» HOW TO COMPLETE THIS TASK
If a line in the records below contains the word "Direction", copy it.

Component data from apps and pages
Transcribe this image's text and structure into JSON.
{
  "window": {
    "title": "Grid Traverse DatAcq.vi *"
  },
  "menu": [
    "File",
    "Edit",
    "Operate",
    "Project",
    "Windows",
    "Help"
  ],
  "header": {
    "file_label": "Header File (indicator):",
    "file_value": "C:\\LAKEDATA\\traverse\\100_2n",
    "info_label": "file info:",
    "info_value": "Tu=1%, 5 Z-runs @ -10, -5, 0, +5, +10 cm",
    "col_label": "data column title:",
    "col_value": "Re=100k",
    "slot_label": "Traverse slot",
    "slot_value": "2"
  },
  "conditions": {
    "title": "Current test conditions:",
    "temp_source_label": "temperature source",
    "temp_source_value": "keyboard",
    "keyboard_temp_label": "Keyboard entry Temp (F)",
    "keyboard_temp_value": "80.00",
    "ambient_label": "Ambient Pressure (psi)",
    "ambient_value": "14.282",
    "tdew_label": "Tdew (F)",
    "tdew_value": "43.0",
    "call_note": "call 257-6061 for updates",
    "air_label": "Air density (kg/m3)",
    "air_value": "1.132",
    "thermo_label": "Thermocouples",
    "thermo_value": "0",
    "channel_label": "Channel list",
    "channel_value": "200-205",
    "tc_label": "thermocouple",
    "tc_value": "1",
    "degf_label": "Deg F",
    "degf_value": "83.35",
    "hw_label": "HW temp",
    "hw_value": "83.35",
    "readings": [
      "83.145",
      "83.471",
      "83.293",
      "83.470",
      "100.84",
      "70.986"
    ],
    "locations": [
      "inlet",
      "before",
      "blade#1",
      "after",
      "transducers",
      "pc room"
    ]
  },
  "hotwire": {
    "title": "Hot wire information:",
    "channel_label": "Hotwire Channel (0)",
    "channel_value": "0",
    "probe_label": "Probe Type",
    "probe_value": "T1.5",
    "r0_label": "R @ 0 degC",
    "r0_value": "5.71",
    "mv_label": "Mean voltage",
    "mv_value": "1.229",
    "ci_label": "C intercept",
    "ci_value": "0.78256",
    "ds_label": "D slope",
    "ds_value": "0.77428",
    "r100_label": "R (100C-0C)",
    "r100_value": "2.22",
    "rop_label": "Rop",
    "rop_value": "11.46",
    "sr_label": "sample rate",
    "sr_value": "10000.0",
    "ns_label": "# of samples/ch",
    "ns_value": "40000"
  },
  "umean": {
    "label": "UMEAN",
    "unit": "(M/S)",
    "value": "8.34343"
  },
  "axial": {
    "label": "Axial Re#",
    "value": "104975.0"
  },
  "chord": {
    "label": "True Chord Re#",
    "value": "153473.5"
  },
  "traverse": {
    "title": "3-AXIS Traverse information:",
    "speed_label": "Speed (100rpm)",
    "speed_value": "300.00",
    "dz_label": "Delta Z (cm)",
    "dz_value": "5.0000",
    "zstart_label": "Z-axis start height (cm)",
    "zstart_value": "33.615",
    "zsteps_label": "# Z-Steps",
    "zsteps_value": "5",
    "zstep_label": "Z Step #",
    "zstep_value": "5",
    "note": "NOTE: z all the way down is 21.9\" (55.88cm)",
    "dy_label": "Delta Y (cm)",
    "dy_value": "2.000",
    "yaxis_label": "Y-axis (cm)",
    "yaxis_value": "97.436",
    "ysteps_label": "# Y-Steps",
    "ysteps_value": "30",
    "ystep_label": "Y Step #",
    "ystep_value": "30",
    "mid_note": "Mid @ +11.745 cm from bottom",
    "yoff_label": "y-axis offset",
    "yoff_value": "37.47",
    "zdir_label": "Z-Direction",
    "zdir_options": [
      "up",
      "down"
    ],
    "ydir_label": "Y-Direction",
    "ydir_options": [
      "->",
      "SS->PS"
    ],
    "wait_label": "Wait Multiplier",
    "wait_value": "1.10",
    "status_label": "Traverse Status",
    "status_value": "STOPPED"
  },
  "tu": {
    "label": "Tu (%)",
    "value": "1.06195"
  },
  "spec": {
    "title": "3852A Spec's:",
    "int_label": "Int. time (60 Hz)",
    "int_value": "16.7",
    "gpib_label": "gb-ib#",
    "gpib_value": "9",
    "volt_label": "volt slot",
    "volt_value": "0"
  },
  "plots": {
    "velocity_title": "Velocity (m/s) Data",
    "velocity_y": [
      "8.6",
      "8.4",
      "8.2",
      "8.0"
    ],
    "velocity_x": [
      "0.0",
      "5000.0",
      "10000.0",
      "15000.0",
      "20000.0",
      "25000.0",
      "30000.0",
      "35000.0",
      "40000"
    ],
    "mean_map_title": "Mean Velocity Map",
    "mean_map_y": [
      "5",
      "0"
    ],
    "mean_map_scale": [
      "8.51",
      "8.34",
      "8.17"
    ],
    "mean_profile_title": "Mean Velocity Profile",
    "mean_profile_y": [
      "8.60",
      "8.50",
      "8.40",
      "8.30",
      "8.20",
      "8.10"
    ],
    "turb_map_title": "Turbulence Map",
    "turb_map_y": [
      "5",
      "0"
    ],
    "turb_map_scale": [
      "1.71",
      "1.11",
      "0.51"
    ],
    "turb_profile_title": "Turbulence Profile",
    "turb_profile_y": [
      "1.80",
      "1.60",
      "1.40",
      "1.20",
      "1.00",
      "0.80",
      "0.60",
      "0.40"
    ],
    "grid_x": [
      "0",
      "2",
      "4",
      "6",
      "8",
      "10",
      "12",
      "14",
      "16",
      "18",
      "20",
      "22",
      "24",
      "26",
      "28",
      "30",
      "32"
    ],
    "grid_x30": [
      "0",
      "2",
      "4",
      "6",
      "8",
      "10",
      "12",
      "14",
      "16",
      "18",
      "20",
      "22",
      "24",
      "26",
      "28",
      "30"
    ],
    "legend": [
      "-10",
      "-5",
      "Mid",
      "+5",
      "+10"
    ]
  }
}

» YOUR RESPONSE
    "zdir_label": "Z-Direction",
    "ydir_label": "Y-Direction",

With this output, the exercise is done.